Yeah, I was referring more to the HP firmware update. Functionality shouldn’t be able to be removed after I buy something, so never connecting it to the internet seems the best way to do that.

In the case of a dishwasher of fridge, what’s the advantage to the manufacturer? Keurig is owned by Green Mountain, and they want to sell coffee. HP sells printers and supplies for printers. But Whirlpool and KitchenAid don’t sell food or plates (KA does sell a lot of small kitchen tools, though). More likely, they would try to sell you a system where owning one of their appliances makes you buy other appliances. The advantage to Keurig and HP is that consumables are, you know, consumed, so you have to buy more all the time. How often do you have to buy plates?

That said, I’m sticking with as much ‘stupid’ stuff as I can for as long as I can hold out.


Vitamix just started adding RFID to their blenders.

No thanks. I have a Vitamix 3600 that’s probably 40 years old. It’s dumb as hell, has a 2HP motor and instantaneous reverse. I’ll use this one until it dies, which may happen to me first.


Whirlpool selling plates is a bit farfetched, of course. But Whirlpool saying your dishwasher may only be serviced by Whirlpool-certified repairpersons, using genuine Whirlpool parts, is not. The control unit on my Maytag stove (a Whirlpool product) failed a few years ago, and I bought a replacement from them for about $125 and installed it. This was after they had quoted me over $600 for their guy to do the swap.

Me too.


Good question. Ask someone in marketing and advertising.
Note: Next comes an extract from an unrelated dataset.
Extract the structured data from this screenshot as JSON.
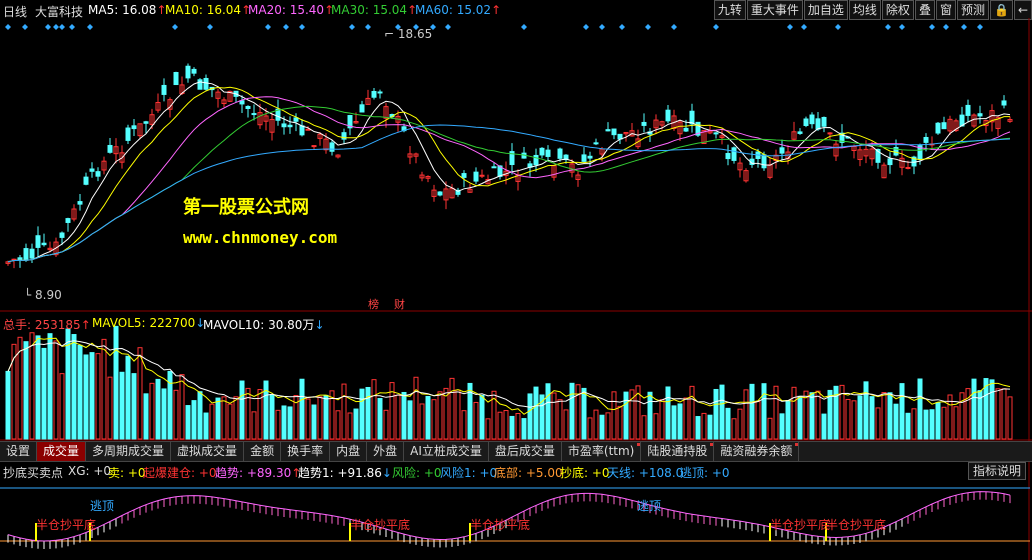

Still waiting for the gentle caress of the invisible hand.


Yes, like what the car makers are trying to do. And then at some point they’ll say, well, we can’t provide firmware updates or whatever for that model any more, you have to buy a new one.

More like the invisible fist.
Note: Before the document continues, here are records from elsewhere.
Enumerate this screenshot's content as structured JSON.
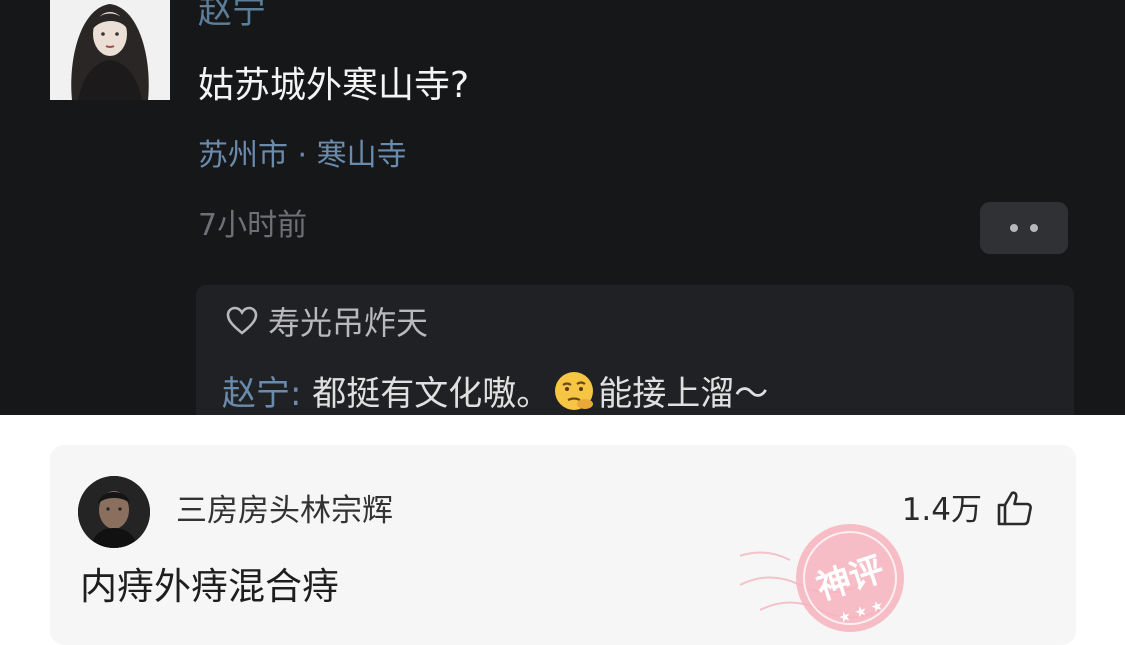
{
  "post": {
    "author": "赵宁",
    "text": "姑苏城外寒山寺?",
    "location": "苏州市 · 寒山寺",
    "time": "7小时前"
  },
  "reply_box": {
    "liked_by": "寿光吊炸天",
    "reply_author": "赵宁:",
    "reply_text_before": "都挺有文化嗷。",
    "reply_text_after": "能接上溜～",
    "emoji_icon": "thinking-emoji-icon"
  },
  "comment": {
    "author": "三房房头林宗辉",
    "likes": "1.4万",
    "text": "内痔外痔混合痔",
    "stamp_text": "神评",
    "stamp_color": "#f07a8a"
  },
  "colors": {
    "dark_bg": "#161719",
    "link_blue": "#6b8bad",
    "card_bg": "#f6f6f6"
  }
}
It’s so cute that you think you’ve actually bought something and haven’t merely paid to license it… so long as you abide by the manufacturer’s agreement that you probably didn’t bother reading.


In the “good ole days” some auto companies accomplished something similar by purposely engineering a hard to reach bolt into the engine. Said bolt could only be removed with the use of a patented tool that wasn’t available for sale to non-authorized mechanics.